Interviews, testimonies, and social media analyses of militants operating inside Syria and Iraq indicate that “pull” factors comraderiesuch as the yearning for adventure, seeking camaraderie, and search for purpose serve as greater internal motivators to join IS than one’s religious fervor. Within many Arab countries, youth seek to fill the “purpose void” in their lives that is the product of a lack of desirable career opportunities or social integration. Coupled with the inherent sense of adventure that most youth, regardless of faith or nationality, grapple with, a militant life in Syria can be as alluring as backpacking through Europe is for many western college graduates. Referring to fighters that had already left for Syria, several Jordanian men in a recent Foreign Policy article called IS militants “our friends and neighbors” – alluding to a pseudo-fraternal perspective of IS.

A bevy of environmental factors also provide the “push” that many militants consider in making the decision to join. An unemp;aforementioned lack of career prospects and youth unemployment rates over 29% region-wide portray IS as “a potential employer more than an ideological kinsmen” said one Jordanian man interviewed by Foreign Policy. Injustices at home in the wake of the 2011 Arab Uprisings, whether in the form of police brutality or community ostracism, perpetuate the “us versus them” mentality at the heart of many regional conflicts. Finally, a lack of faith in the West, particularly the US, to act leads many to think that they alone must turn the tide of the battle against Hezbollah, Bashar al-Assad, and/or creeping Iranian influence.

Rather than the common “shared ideology” narrative used to explain why militants decide to join jihadist groups such as the Islamic State, it is more appropriate to attribute such a decision to a complex and secular blend of personal “pull” and environmental “push” factors. However, given that each potential jihadist’s motivations are inherently unique and multifaceted, perhaps a greater focus on the “how” versus the “why” would succeed in stemming the flow of foreign fighters to Syria. While significantly more expensive and intrusive, “how” factors are easier to diagnose, address, and measure. Increased scrutiny of social media, communication surveillance, social network mapping, and enhanced airport security protocols all have the ability to impede the “how” why remaining applicable to all potential militants despite their elaborate spectrum of “whys.”

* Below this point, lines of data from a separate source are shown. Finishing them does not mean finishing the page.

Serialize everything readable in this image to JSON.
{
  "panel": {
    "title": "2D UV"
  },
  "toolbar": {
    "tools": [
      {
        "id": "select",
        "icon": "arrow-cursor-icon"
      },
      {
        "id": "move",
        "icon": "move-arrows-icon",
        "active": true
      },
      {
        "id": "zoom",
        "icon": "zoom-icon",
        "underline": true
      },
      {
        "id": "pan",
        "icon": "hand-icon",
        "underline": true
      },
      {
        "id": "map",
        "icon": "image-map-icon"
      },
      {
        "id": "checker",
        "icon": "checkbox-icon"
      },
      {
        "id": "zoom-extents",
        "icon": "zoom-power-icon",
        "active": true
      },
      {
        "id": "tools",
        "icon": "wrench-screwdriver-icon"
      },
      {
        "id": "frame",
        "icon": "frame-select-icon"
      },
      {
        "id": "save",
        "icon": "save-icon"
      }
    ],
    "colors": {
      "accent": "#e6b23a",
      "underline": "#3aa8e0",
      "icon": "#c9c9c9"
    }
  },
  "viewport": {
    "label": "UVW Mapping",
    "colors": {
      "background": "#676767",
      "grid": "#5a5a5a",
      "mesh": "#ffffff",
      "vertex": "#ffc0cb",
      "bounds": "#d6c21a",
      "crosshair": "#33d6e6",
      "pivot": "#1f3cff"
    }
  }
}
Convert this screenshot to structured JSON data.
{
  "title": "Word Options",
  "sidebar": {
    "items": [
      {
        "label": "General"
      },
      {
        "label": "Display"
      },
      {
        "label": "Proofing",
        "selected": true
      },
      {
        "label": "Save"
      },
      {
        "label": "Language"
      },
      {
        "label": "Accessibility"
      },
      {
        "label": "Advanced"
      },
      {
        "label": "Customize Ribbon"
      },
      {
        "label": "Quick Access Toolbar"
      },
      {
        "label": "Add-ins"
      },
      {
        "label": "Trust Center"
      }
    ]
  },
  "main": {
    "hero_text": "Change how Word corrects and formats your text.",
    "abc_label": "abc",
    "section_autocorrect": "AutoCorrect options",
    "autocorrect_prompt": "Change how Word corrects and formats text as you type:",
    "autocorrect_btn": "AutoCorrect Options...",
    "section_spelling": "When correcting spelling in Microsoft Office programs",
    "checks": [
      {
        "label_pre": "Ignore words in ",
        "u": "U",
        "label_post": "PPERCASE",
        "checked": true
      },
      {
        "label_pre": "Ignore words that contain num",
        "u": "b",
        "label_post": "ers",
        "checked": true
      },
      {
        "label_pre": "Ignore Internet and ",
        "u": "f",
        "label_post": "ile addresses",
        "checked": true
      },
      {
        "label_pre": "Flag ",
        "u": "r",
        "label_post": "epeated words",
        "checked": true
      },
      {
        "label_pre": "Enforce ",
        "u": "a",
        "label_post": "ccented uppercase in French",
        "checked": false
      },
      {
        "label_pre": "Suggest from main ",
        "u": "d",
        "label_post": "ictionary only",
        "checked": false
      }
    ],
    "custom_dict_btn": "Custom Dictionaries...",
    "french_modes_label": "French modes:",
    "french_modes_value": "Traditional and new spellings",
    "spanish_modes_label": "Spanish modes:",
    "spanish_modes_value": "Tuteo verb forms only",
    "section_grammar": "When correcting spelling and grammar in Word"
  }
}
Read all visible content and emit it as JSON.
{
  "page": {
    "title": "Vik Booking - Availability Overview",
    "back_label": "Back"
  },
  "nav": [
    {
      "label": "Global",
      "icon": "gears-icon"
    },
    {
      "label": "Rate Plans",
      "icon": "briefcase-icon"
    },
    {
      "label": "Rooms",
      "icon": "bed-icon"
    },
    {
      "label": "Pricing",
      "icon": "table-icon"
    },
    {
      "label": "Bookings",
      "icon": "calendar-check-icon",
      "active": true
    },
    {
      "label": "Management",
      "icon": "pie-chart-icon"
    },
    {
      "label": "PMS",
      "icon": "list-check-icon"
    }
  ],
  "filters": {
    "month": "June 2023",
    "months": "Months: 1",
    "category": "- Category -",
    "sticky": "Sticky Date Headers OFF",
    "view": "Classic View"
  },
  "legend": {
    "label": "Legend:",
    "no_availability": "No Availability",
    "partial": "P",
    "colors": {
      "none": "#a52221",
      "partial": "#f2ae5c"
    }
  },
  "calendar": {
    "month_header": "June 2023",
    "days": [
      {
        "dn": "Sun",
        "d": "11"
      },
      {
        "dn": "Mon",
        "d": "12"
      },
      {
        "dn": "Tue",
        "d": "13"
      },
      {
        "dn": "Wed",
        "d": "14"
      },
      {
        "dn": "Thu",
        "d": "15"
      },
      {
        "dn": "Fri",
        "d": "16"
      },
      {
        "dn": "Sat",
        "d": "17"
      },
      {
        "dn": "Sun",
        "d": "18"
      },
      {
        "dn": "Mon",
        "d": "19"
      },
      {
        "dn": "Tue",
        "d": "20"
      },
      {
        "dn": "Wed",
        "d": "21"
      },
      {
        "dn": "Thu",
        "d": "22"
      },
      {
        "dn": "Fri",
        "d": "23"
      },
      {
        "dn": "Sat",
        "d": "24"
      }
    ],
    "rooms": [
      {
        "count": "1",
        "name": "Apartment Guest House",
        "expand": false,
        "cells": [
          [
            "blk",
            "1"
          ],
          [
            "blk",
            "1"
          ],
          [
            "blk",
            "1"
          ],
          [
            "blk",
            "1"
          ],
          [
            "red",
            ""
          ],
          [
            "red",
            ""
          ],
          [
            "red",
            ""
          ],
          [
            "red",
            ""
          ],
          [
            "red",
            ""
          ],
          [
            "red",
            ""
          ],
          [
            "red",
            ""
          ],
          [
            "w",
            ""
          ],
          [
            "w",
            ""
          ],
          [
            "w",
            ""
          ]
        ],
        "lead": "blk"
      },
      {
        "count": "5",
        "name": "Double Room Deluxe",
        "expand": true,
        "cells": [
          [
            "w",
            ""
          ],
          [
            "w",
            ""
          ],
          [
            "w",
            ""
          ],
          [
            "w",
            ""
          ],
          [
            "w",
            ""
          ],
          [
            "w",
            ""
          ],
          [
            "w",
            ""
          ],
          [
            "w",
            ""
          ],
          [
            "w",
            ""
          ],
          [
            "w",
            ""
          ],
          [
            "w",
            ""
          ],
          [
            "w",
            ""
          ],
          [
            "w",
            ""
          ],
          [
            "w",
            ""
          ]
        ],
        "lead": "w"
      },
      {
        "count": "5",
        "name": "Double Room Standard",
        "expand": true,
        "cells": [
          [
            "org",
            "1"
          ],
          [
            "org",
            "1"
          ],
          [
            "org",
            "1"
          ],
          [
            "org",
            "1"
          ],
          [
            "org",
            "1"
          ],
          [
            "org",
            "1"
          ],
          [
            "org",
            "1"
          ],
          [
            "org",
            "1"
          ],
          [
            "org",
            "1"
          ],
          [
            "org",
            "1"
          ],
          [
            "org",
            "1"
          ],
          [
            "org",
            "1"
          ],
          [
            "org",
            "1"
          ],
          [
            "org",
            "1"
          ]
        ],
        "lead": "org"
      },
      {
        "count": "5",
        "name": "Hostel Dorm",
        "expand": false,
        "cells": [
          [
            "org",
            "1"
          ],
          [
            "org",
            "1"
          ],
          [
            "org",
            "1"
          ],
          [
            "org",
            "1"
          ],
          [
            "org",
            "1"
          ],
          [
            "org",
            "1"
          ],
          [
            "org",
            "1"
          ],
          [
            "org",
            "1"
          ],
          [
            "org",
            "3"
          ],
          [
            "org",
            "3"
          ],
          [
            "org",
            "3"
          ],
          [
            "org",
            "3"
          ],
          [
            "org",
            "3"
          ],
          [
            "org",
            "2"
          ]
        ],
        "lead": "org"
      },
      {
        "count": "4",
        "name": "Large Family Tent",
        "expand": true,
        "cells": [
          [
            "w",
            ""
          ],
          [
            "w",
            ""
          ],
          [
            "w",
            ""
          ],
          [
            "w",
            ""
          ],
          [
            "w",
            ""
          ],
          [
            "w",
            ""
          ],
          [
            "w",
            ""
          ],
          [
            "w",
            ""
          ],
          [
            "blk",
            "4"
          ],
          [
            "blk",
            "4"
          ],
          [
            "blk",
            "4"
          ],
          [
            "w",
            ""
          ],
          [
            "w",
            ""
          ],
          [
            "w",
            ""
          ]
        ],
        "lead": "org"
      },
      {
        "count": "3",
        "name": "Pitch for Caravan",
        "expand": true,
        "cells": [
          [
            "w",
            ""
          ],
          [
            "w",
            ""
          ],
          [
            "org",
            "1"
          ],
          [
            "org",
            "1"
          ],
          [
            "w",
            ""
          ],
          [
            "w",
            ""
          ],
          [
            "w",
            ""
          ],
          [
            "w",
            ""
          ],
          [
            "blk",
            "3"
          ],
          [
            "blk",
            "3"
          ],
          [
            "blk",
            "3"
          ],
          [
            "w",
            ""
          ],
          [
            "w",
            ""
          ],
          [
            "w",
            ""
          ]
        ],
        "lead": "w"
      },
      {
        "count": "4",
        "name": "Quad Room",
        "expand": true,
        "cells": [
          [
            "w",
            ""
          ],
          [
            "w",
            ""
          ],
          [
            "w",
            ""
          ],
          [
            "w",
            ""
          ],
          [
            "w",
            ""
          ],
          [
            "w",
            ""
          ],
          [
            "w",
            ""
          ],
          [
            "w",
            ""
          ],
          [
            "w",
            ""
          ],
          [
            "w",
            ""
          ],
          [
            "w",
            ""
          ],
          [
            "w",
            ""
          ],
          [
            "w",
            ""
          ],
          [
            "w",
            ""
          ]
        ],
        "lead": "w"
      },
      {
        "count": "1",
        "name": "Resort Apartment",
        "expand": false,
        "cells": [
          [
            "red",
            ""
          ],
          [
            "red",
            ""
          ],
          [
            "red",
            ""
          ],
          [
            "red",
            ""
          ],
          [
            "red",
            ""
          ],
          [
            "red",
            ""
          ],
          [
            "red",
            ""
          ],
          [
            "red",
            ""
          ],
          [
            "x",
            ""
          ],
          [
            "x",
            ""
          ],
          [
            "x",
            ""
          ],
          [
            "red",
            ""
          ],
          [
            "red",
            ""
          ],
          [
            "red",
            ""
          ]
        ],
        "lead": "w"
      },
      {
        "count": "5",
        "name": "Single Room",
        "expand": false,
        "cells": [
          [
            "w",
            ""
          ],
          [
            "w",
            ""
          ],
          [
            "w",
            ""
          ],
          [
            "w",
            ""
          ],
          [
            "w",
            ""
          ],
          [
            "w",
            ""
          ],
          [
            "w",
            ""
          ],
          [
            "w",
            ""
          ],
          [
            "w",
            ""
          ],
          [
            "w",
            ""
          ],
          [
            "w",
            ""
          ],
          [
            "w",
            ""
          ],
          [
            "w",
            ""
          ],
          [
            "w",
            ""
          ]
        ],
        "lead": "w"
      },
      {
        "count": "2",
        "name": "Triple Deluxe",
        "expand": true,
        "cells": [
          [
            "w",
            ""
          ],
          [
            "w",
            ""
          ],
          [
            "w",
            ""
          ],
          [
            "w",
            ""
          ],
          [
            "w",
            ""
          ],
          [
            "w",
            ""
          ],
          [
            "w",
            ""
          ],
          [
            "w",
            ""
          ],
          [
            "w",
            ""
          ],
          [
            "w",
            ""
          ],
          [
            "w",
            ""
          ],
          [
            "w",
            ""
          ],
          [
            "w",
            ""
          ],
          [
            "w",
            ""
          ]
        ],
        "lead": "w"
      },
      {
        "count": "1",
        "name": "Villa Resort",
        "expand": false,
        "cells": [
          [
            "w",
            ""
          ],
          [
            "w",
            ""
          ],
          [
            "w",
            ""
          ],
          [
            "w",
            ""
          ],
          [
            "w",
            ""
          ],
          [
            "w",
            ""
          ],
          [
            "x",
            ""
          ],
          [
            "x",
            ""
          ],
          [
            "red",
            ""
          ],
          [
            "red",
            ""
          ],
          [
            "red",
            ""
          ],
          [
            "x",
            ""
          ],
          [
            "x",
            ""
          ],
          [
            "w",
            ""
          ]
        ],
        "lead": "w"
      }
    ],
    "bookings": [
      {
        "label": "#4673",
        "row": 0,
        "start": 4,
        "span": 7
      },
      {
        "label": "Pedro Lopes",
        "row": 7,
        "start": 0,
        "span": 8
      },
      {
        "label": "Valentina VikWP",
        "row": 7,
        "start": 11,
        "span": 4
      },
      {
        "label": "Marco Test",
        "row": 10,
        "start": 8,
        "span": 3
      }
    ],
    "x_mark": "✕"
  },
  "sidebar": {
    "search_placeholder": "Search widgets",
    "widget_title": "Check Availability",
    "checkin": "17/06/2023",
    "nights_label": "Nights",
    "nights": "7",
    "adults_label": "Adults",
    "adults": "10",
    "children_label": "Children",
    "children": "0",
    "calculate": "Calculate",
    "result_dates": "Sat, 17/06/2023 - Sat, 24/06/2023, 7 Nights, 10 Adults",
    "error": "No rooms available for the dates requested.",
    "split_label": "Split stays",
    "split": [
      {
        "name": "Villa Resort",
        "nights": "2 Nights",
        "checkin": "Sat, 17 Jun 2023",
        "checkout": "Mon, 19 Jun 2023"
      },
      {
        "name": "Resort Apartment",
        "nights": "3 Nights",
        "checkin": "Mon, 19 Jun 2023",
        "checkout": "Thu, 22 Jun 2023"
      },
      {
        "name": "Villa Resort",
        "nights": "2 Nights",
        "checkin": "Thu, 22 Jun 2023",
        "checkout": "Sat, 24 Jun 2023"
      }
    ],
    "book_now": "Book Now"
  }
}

Despite an uptick in effective military strikes against IS targets in Syria, Iraq, Libya, and elsewhere, the problem of eliminating IS cannot be completely solved with the barrel of a gun or any number of “how” remedies. Insurgencies, by their nature, focus on hearts and minds to appeal to recruits. Therefore governments and societies from which foreign fighters flow must take a critical and introspective look at the conditions they are fostering at home and realize these circumstances are far more likely to send young men and women to the battlefields of Iraq and Syria than any radicalized interpretation of Islam.